Instructions for the task: The lines to copy are those in the records below that hold the word "from".

(Material for this task begins)

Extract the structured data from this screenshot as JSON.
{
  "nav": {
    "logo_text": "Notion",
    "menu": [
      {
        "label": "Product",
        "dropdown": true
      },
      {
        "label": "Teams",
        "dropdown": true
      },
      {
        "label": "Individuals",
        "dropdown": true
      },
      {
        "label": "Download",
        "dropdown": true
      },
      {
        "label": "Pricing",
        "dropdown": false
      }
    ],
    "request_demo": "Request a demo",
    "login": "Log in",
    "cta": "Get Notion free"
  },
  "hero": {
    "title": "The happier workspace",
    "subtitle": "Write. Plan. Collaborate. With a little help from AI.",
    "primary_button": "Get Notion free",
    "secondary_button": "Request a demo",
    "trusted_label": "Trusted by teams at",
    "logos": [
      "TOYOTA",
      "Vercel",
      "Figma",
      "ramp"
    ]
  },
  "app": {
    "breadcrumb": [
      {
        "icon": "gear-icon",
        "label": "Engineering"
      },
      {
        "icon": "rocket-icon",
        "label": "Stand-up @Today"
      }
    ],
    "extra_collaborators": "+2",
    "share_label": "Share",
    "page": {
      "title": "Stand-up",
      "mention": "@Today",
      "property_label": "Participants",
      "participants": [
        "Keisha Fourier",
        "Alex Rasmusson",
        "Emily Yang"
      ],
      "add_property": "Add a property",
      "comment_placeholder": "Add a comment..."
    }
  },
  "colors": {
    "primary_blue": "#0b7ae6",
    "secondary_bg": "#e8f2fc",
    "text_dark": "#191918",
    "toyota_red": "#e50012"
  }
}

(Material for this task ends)

Task response:
Extract the structured data from this screenshot as JSON.
    "subtitle": "Write. Plan. Collaborate. With a little help from AI.",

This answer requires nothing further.